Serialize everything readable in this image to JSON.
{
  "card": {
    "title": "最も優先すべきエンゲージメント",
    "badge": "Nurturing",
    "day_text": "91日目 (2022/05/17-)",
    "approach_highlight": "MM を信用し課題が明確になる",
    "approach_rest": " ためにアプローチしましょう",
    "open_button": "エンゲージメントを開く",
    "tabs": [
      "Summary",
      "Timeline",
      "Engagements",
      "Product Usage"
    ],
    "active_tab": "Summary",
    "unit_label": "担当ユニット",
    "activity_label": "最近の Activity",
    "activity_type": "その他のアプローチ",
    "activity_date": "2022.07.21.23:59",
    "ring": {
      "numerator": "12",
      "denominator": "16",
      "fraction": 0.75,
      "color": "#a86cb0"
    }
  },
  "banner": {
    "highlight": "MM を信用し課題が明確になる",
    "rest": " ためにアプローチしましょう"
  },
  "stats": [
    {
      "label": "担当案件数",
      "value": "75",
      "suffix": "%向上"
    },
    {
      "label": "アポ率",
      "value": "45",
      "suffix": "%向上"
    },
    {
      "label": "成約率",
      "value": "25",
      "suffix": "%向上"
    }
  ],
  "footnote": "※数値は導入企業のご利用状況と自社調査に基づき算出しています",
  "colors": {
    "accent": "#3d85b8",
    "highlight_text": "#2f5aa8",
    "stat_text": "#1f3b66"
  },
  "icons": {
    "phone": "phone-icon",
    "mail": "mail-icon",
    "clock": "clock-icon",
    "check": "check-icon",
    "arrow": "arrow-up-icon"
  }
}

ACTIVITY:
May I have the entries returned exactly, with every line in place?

WRITTEN SOLUTION:
Serialize everything readable in this image to JSON.
{
  "card": {
    "title": "最も優先すべきエンゲージメント",
    "badge": "Nurturing",
    "day_text": "91日目 (2022/05/17-)",
    "approach_highlight": "MM を信用し課題が明確になる",
    "approach_rest": " ためにアプローチしましょう",
    "open_button": "エンゲージメントを開く",
    "tabs": [
      "Summary",
      "Timeline",
      "Engagements",
      "Product Usage"
    ],
    "active_tab": "Summary",
    "unit_label": "担当ユニット",
    "activity_label": "最近の Activity",
    "activity_type": "その他のアプローチ",
    "activity_date": "2022.07.21.23:59",
    "ring": {
      "numerator": "12",
      "denominator": "16",
      "fraction": 0.75,
      "color": "#a86cb0"
    }
  },
  "banner": {
    "highlight": "MM を信用し課題が明確になる",
    "rest": " ためにアプローチしましょう"
  },
  "stats": [
    {
      "label": "担当案件数",
      "value": "75",
      "suffix": "%向上"
    },
    {
      "label": "アポ率",
      "value": "45",
      "suffix": "%向上"
    },
    {
      "label": "成約率",
      "value": "25",
      "suffix": "%向上"
    }
  ],
  "footnote": "※数値は導入企業のご利用状況と自社調査に基づき算出しています",
  "colors": {
    "accent": "#3d85b8",
    "highlight_text": "#2f5aa8",
    "stat_text": "#1f3b66"
  },
  "icons": {
    "phone": "phone-icon",
    "mail": "mail-icon",
    "clock": "clock-icon",
    "check": "check-icon",
    "arrow": "arrow-up-icon"
  }
}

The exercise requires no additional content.